Coronavirus

5 Things to Know Before the Stock Market Opens Friday

Brendan McDermid | Reuters

Here are the most important news, trends and analysis that investors need to start their trading day:

1. Wall Street on track for a winning week on strong earnings

Dow Jones Industrial Average futures rose more than 200 points Friday, one day after the 30-stock benchmark broke a four-session losing streak with a surge of 534 points, or nearly 1.6%. Dow stock Goldman Sachs rose more than 2% in Friday's premarket after reporting quarterly earnings and revenue that crushed estimates. Strong investment banking and trading results boosted the numbers. Bank earnings this week have been strong.

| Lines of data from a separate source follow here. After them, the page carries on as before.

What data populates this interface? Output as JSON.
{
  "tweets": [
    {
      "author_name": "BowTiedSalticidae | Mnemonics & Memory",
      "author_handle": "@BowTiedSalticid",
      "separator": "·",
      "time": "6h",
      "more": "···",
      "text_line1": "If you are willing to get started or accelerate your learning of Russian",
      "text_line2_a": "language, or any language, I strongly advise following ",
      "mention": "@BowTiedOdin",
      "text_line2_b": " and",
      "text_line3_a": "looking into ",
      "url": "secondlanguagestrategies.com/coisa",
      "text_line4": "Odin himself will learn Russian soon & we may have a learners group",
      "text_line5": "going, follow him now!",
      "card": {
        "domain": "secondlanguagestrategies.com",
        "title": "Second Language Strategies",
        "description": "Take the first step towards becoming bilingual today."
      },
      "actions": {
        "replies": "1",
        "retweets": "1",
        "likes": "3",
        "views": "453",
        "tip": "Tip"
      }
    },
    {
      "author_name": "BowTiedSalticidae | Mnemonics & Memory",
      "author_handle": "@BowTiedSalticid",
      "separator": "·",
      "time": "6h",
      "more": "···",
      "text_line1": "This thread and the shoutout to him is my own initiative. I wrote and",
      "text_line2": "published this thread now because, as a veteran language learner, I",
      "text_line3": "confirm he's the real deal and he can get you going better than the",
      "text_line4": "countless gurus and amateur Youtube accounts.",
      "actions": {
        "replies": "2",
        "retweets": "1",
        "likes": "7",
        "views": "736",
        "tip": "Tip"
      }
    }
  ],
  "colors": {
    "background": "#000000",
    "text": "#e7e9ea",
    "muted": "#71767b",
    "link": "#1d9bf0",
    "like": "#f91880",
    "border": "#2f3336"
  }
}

  • While the Dow on Thursday had its best day since July, the S&P 500's 1.7% increase was its best day since March. The Nasdaq Composite rose more than 1.7% for its best day since May.
  • The three stock benchmarks were headed for weekly gains.
  • U.S. oil prices rose to a fresh seven-year high, topping $82 per barrel.
  • The 10-year Treasury yield ticked higher to about 1.54%.

2. Bitcoin nears $60,000 on hopes for first bitcoin futures ETF

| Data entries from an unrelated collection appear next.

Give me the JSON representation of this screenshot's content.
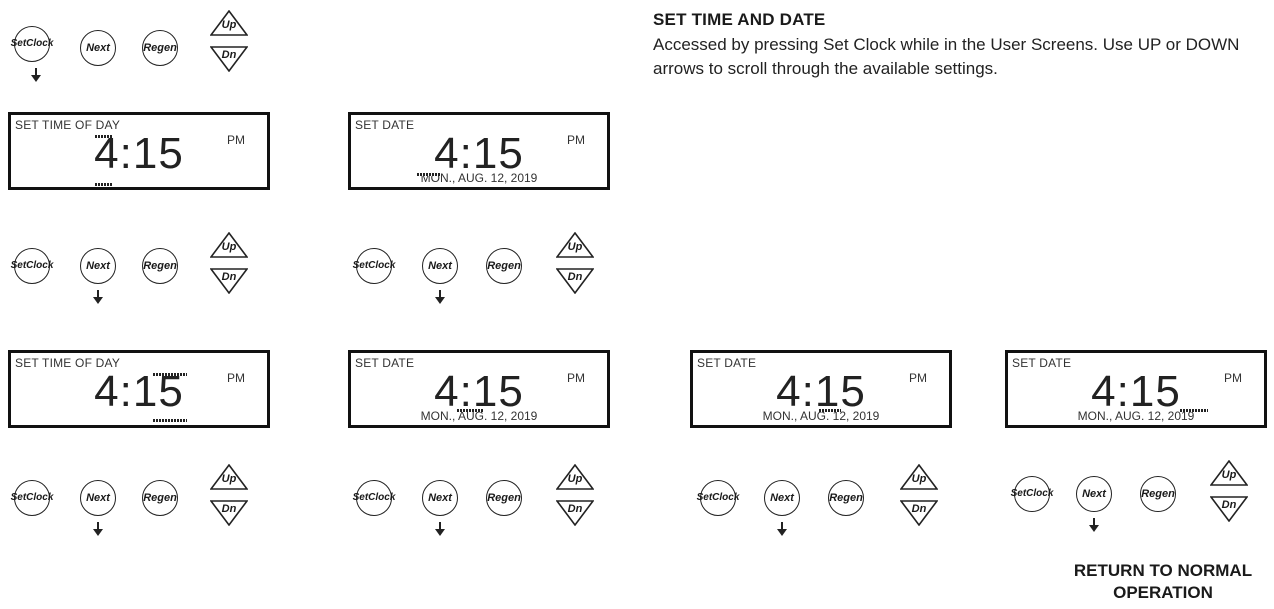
{
  "intro": {
    "heading": "SET TIME AND DATE",
    "description": "Accessed by pressing Set Clock while in the User Screens. Use UP or DOWN arrows to scroll through the available settings."
  },
  "buttons": {
    "set": "Set Clock",
    "next": "Next",
    "regen": "Regen",
    "up": "Up",
    "down": "Dn"
  },
  "displays": [
    {
      "label": "SET TIME OF DAY",
      "time": "4:15",
      "ampm": "PM",
      "date": "",
      "editing": "hour"
    },
    {
      "label": "SET DATE",
      "time": "4:15",
      "ampm": "PM",
      "date": "MON., AUG. 12, 2019",
      "editing": "day-of-week"
    },
    {
      "label": "SET TIME OF DAY",
      "time": "4:15",
      "ampm": "PM",
      "date": "",
      "editing": "minutes"
    },
    {
      "label": "SET DATE",
      "time": "4:15",
      "ampm": "PM",
      "date": "MON., AUG. 12, 2019",
      "editing": "month"
    },
    {
      "label": "SET DATE",
      "time": "4:15",
      "ampm": "PM",
      "date": "MON., AUG. 12, 2019",
      "editing": "day"
    },
    {
      "label": "SET DATE",
      "time": "4:15",
      "ampm": "PM",
      "date": "MON., AUG. 12, 2019",
      "editing": "year"
    }
  ],
  "final_note": "RETURN TO NORMAL OPERATION"
}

Bitcoin on display.
Chesnot | Getty Images
Bitcoin on display.

Bitcoin continued its march higher Friday, inching toward $60,000 overnight, on growing hopes that U.S. regulators won't stand in the way of the first bitcoin futures exchange-traded fund. The fund is set to begin trading Tuesday. The Securities and Exchange Commission can object to the filing until midnight Monday. However, many crypto watchers believe the odds are in favor of the ETF beginning trading as scheduled. Bitcoin hit an all-time high near $65,000 in April before a major slump that brought the world's largest digital currency below $29,000 in June. Bitcoin, known for its volatility, has doubled since then.

3. Retail sales unexpectedly rose in September as consumers keep spending

Pedestrians carry Macy's shopping bags in San Francisco, California, U.S., on Thursday, Sept. 16, 2021.
David Paul Morris | Bloomberg | Getty Images
Pedestrians carry Macy's shopping bags in San Francisco, California, U.S., on Thursday, Sept. 16, 2021.

Following two key inflation reports this week that showed sticky price pressures on the wholesale and consumer levels, the government on Friday said September retail sales rose 0.7%. Economists polled by Dow Jones had expected a 0.2% decline. Retail sales, excluding autos, gained 0.8% last month, also stronger than forecasts. The data follows this week's release of the Federal Reserve's September meeting minutes. According to minutes, the central bank could begin tapering its Covid-era bond purchases as soon as mid-November, as the economy recovers. The Fed's next meeting is set for Nov. 2-3, with this year's final meeting scheduled Dec. 14-15.

4. FDA panel to meet on J&J booster after recommending Moderna

A nurse fills a syringe with Johnson & Johnson's Janssen Covid-19 vaccine at a clinic hosted by The Tournament of Roses in partnership with the Pasadena Public Health Department, August 19, 2021 at Tournament House in Pasadena, California.
Robyn Beck | AFP | Getty Images
A nurse fills a syringe with Johnson & Johnson's Janssen Covid-19 vaccine at a clinic hosted by The Tournament of Roses in partnership with the Pasadena Public Health Department, August 19, 2021 at Tournament House in Pasadena, California.

The Food and Drug Administration's vaccine advisory committee is set to meet Friday to consider a booster shot of Johnson & Johnson's one-dose Covid vaccine and data on mixing and matching shots. The panel on Thursday unanimously recommended giving a booster of Moderna's two-dose Covid vaccine to people 65 and older and other vulnerable adults. The nonbinding decision would bring guidelines for Moderna in line with a third shot of Pfizer's vaccine. A final FDA decision on Moderna boosters could come within days after consideration from the  Centers for Disease Control and Prevention.

5. Virgin Galactic sinks 20% after delaying commercial service

Sir Richard Branson, left, in space alongside mission specialists Sirisha Bandla and Beth Moses on July 11, 2021.
Virgin Galactic
Sir Richard Branson, left, in space alongside mission specialists Sirisha Bandla and Beth Moses on July 11, 2021.

Virgin Galactic is delaying the launch of its commercial space tourism service until the fourth quarter of 2022. Shares of Richard Branson's space company plunged 20% in the premarket. Virgin Galactic will start this month refurbishing and improving its spacecraft and carrier aircraft, rather than carry out its next spaceflight test. The company's enhancement process, which is expected to take eight to 10 months, makes mid-2022 the earliest for the Unity 23 spaceflight. Last month, the Federal Aviation Administration cleared Virgin Galactic to return to flight after an investigation into the July spaceflight that carried Branson.

— Follow all the market action like a pro on CNBC Pro. Get the latest on the pandemic with CNBC's coronavirus coverage.

Copyright CNBCs - CNBC
Contact Us